Best individual artwork: Let’s Play Ancient Greek Punishment

Pippin Barr’s Let’s Play Ancient Greek Punishment was part of San José Museum of Art’s Swans, Swine, and Sirens show. It’s awesome. The only thing more fun than playing the game is watching other people play, fail, and not get it.

I also enjoyed Christian Jankowski’s Silicon Valley Talks as part of SFMOMA’s Project Los Altos. I don’t know whether to laugh or cry with it though. And sitting inside Turrell’s Breathing Light at LACMA is not an experience I’ll forget.

Best of 2012

My top-ten list of best/favorite exhibitions I saw this year. These are shows which got me thinking and which I recommended, without reservation, to anyone (and everyone) I knew.

10. Looking at the Land

Looking at the Land by Flak Photo shows suburbia all grown up. The suburbia I know. The photos feel right to me. Also, this is the best example of our new world which recognizes curation as a creative act. The promise of more of these online exhibitions is very exciting.

9. The 1968 Exhibit

The 1968 Exhibit at the Oakland Museum of California reminded me of how far we’ve come and provided me with context and information which helped me understand my parents’ generation better. This was a very ambitions show which came very close to achieving everything it set out to do.

8. Rineke Dijkstra

Rineke Dijkstra at SFMOMA was a textbook example of a show which was more than the sum of its parts. And how art isn’t always supposed to be nice to look at. This was art which is hard to look at, but worth seeing. Very powerful. Very raw. Very true.

7. South Africa in Apartheid and After

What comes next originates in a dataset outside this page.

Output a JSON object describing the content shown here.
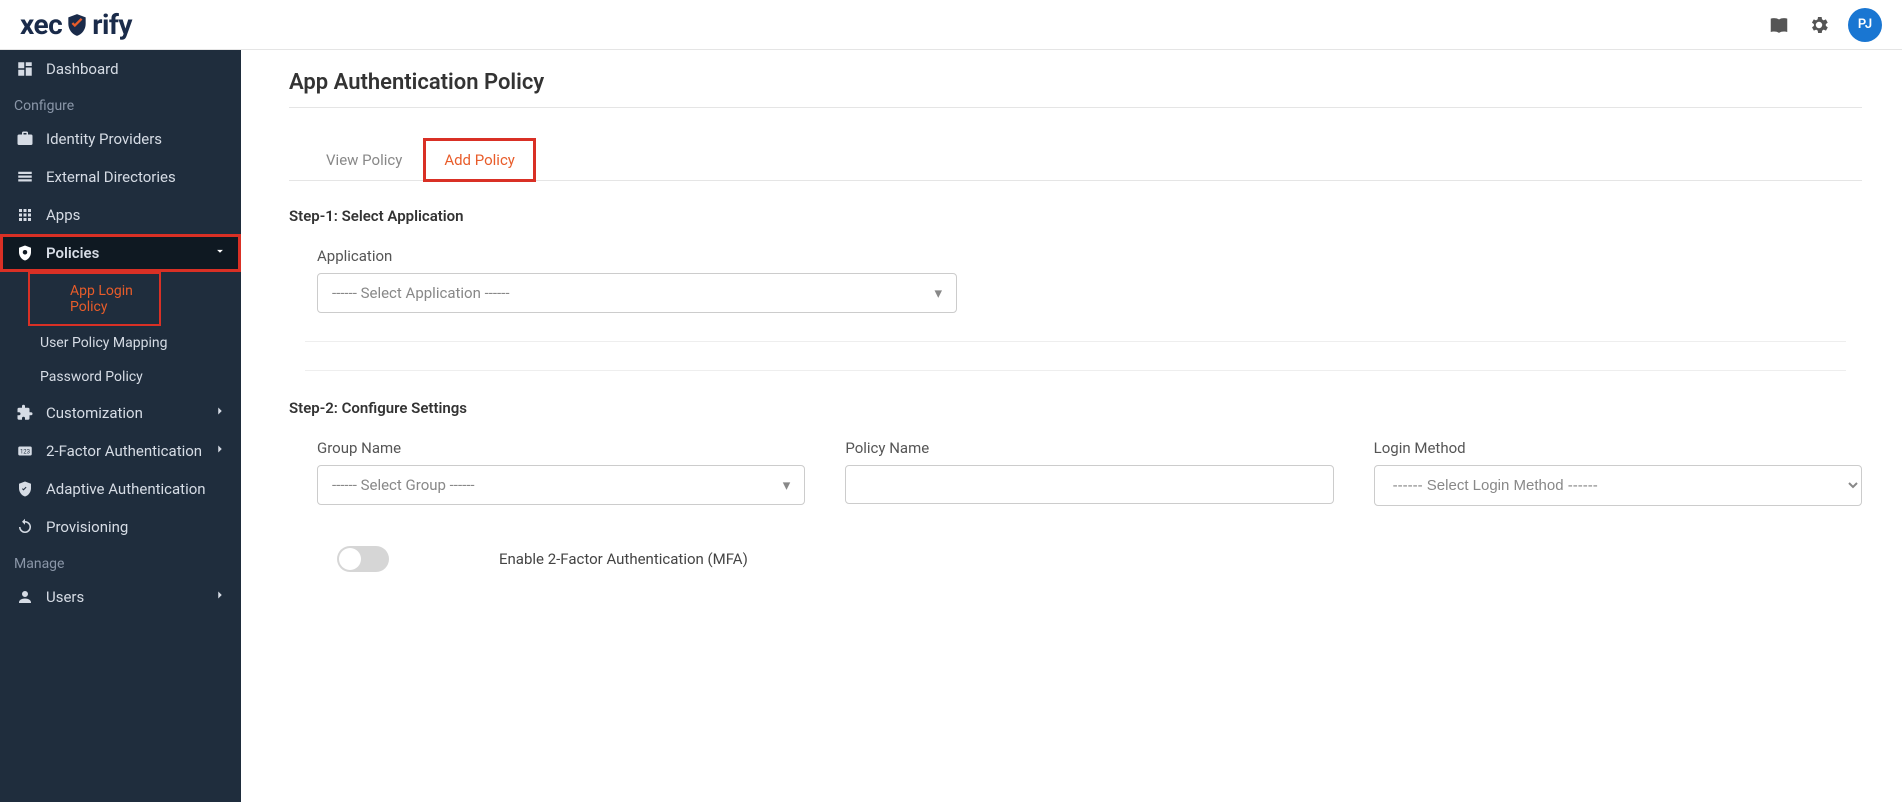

South Africa in Apartheid and After at SFMOMA was beautifully timed to open right after election day. This show was a gentle, but powerful, reminder of how what looks respectable and desirable can mask enormous injustice. And how mistreating a population of workers to achieve that society leaves long-lasting wounds.

6. Walker Evans

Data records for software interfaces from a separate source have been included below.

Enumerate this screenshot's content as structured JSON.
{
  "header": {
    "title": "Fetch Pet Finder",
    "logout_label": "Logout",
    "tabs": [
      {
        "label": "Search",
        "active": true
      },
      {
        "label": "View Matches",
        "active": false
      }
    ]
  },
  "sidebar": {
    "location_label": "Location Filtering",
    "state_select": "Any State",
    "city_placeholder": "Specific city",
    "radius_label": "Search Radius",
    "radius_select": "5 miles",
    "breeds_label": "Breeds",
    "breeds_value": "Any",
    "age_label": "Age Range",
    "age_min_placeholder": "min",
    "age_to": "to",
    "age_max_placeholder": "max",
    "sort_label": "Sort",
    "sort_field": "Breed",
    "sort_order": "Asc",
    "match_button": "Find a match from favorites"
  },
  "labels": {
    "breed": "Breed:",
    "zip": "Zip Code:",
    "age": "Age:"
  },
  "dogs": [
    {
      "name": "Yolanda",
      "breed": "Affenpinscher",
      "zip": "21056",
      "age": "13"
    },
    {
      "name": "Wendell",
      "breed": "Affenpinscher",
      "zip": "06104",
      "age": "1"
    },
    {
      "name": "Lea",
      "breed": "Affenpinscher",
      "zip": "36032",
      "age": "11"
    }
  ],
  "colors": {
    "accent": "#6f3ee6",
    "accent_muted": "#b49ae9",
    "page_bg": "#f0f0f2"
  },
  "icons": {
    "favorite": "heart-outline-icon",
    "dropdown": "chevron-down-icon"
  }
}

Walker Evans at the Cantor Arts Center showed all of Evans’s work and not just his FSA depression-era photos. It was great to see and a nice reminder of how talented Evans was. As a design major, Evans’s consistent search for the functional in his photography excites me. As a photographer, his crisp composition and eye still stand out.

5. Mark Bradford

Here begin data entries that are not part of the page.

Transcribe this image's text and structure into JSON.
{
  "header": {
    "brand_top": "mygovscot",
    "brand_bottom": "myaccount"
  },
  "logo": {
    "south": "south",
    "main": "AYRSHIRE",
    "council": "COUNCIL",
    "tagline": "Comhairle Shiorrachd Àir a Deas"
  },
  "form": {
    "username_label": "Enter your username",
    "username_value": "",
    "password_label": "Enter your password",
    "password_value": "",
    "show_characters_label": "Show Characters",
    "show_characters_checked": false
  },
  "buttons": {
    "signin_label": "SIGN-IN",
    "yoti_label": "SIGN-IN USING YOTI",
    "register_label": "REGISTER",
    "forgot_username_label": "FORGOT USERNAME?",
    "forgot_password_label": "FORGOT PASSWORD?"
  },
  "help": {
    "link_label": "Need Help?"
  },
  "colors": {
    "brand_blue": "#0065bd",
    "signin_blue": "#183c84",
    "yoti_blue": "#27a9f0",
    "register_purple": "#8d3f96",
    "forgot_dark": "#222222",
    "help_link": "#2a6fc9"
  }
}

Mark Bradford at SFMOMA was a bit of a surprise for me. I didn’t know what to expect and was very please to find fantastic work which revealed new things no matter how close or far away I stood. Individually they’re all great. Together, they’re even better. So many layers of history and personal reinvention in them.

4. Monuments of Printing 2

Monuments of Printing at the Stanford University Library showed all kinds of rare/fine books. Catnip to this typography nut. A Kelmscott Chaucer? A Doves Bible? Excuse me while I geek out.

3. Less and More:
The Design Ethos of Dieter Rams

Dieter Rams at SFMOMA meanwhile was catnip for this design nut. While his products are starting to lose relevance, Rams’s design principles have not. It’s always great to see the actual objects when talking about good design.

2. Richard Misrach:
Oakland-Berkeley Fire Aftermath, 1991

Richard Misrach at the Oakland Museum of California presented photos which are powerful, beautiful, and personal. Ruin porn without being voyeuristic. That it was local images presented locally means everyone in the exhibition was probably affected somehow too.

1. Mexicanismo

Mexicanismo at the San José Museum of Art was my favorite of the year by far. Cool and obvious while also being smart and subtle. Extremely insider-friendly while also being accessible and descriptive of the culture to outsiders. I only wish there had been a catalog available so I could show it to other people.

Other notable artwork this year

Dora García’s Instant Narrative in SFMOMA’s Descriptive Acts exhibition was probably my favorite single piece I saw. I also gained a newfound appreciation for ceramic art through David Gilhooly’s work in San José’s Renegade Humor show and SFMOMA’s acquisition of Robert Arneson’s Portrait of George.